[Web page and app entries]
----------

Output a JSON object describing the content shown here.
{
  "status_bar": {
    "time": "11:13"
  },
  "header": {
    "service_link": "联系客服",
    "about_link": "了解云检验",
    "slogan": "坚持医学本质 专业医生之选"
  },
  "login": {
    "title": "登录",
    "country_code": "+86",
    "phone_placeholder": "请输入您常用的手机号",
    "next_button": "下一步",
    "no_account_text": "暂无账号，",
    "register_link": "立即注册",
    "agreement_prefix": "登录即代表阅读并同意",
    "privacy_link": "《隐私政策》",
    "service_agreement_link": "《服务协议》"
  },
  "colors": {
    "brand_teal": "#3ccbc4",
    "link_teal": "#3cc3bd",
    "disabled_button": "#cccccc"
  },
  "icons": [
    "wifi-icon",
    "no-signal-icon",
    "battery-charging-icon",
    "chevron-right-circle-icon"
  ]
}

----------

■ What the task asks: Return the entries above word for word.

■ Answer to the problem:
Output a JSON object describing the content shown here.
{
  "status_bar": {
    "time": "11:13"
  },
  "header": {
    "service_link": "联系客服",
    "about_link": "了解云检验",
    "slogan": "坚持医学本质 专业医生之选"
  },
  "login": {
    "title": "登录",
    "country_code": "+86",
    "phone_placeholder": "请输入您常用的手机号",
    "next_button": "下一步",
    "no_account_text": "暂无账号，",
    "register_link": "立即注册",
    "agreement_prefix": "登录即代表阅读并同意",
    "privacy_link": "《隐私政策》",
    "service_agreement_link": "《服务协议》"
  },
  "colors": {
    "brand_teal": "#3ccbc4",
    "link_teal": "#3cc3bd",
    "disabled_button": "#cccccc"
  },
  "icons": [
    "wifi-icon",
    "no-signal-icon",
    "battery-charging-icon",
    "chevron-right-circle-icon"
  ]
}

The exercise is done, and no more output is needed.